School-Based 4-H Programming Series: Setting Schools Up for Success

Andrea Lucky instructing 4H youth in pinning insect specimens. Photo taken 01-23-17.

Success at school-based sites to form 4-H clubs and programs will depend on utilizing the developmental practices of positive youth development and incorporating a set of principles known as the Essential Elements. Youth benefit from feeling like they belong, mastering a skill, gaining independence, and exhibiting generosity. The 4-H club atmosphere provides a setting for youth to achieve lifelong skills as long as they are given the opportunity to learn them. This new 4-page publication of the UF/IFAS 4-H Youth and Development Program was written by Vanessa Spero-Swingle.

School-Based 4-H Programming Series: Designing Programs Based on Time Involvement

A 4H youth holding a baby chicken in her hands.
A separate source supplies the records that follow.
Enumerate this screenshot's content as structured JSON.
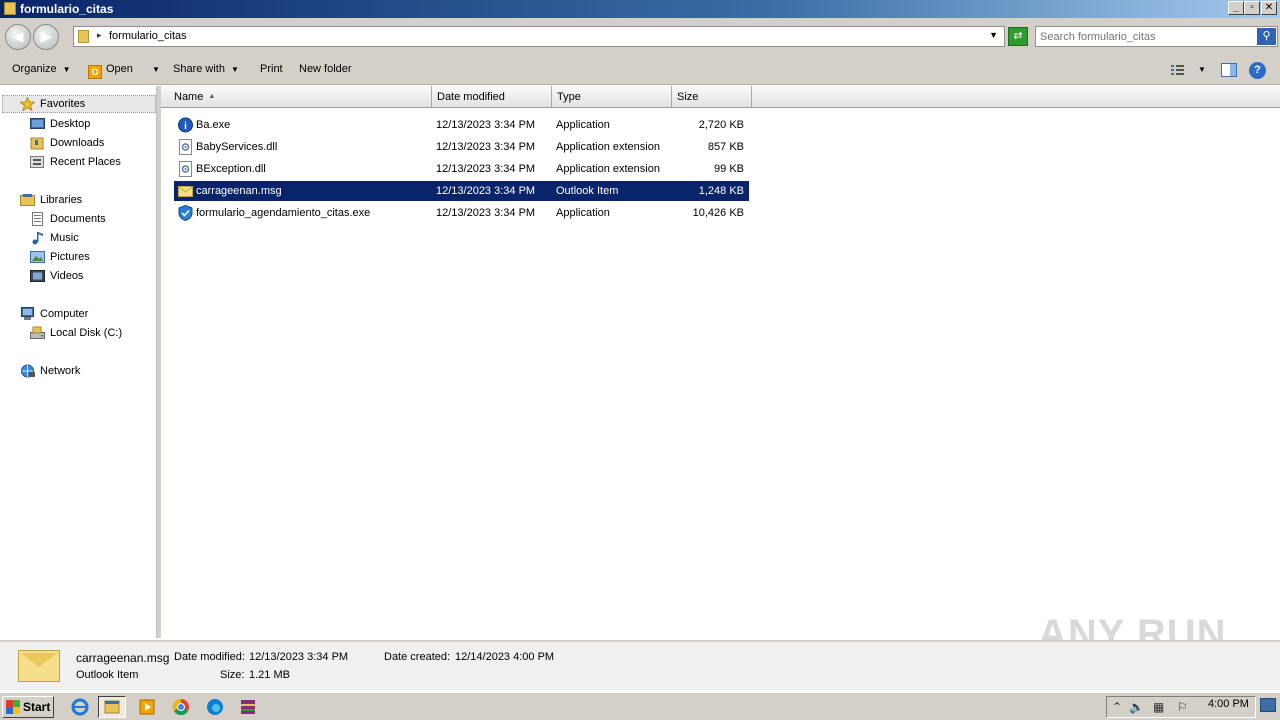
{
  "window": {
    "title": "formulario_citas",
    "buttons": {
      "minimize": "_",
      "restore": "▫",
      "close": "✕"
    }
  },
  "addressbar": {
    "path": "formulario_citas",
    "search_placeholder": "Search formulario_citas"
  },
  "toolbar": {
    "organize": "Organize",
    "open": "Open",
    "share_with": "Share with",
    "print": "Print",
    "new_folder": "New folder"
  },
  "navpane": {
    "favorites": {
      "label": "Favorites",
      "items": [
        "Desktop",
        "Downloads",
        "Recent Places"
      ]
    },
    "libraries": {
      "label": "Libraries",
      "items": [
        "Documents",
        "Music",
        "Pictures",
        "Videos"
      ]
    },
    "computer": {
      "label": "Computer",
      "items": [
        "Local Disk (C:)"
      ]
    },
    "network": {
      "label": "Network"
    }
  },
  "columns": [
    "Name",
    "Date modified",
    "Type",
    "Size"
  ],
  "files": [
    {
      "name": "Ba.exe",
      "date": "12/13/2023 3:34 PM",
      "type": "Application",
      "size": "2,720 KB",
      "icon": "exe-blue-icon"
    },
    {
      "name": "BabyServices.dll",
      "date": "12/13/2023 3:34 PM",
      "type": "Application extension",
      "size": "857 KB",
      "icon": "dll-icon"
    },
    {
      "name": "BException.dll",
      "date": "12/13/2023 3:34 PM",
      "type": "Application extension",
      "size": "99 KB",
      "icon": "dll-icon"
    },
    {
      "name": "carrageenan.msg",
      "date": "12/13/2023 3:34 PM",
      "type": "Outlook Item",
      "size": "1,248 KB",
      "icon": "mail-icon",
      "selected": true
    },
    {
      "name": "formulario_agendamiento_citas.exe",
      "date": "12/13/2023 3:34 PM",
      "type": "Application",
      "size": "10,426 KB",
      "icon": "shield-icon"
    }
  ],
  "details": {
    "filename": "carrageenan.msg",
    "type": "Outlook Item",
    "date_modified_label": "Date modified:",
    "date_modified": "12/13/2023 3:34 PM",
    "date_created_label": "Date created:",
    "date_created": "12/14/2023 4:00 PM",
    "size_label": "Size:",
    "size": "1.21 MB"
  },
  "watermark": "ANY RUN",
  "taskbar": {
    "start": "Start",
    "clock": "4:00 PM"
  },
  "colors": {
    "selection": "#0a246a",
    "chrome": "#d4d0c8"
  }
}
Photo taken July of 2016.

One of the biggest factors to consider when starting a school-based program is the amount of time and level of commitment that can be provided for the 4-H program at that site. This new 5-page document discusses the degree of commitment, intensity, and Positive Youth Development (PYD) impact of the program. The most PYD-intensive program will include a model for sustainability. Sustainable programs will ultimately survive and thrive without continual supervision and daily maintenance. Written by Vanessa Spero-Swingle and published by the UF/IFAS 4-H Youth Development Program.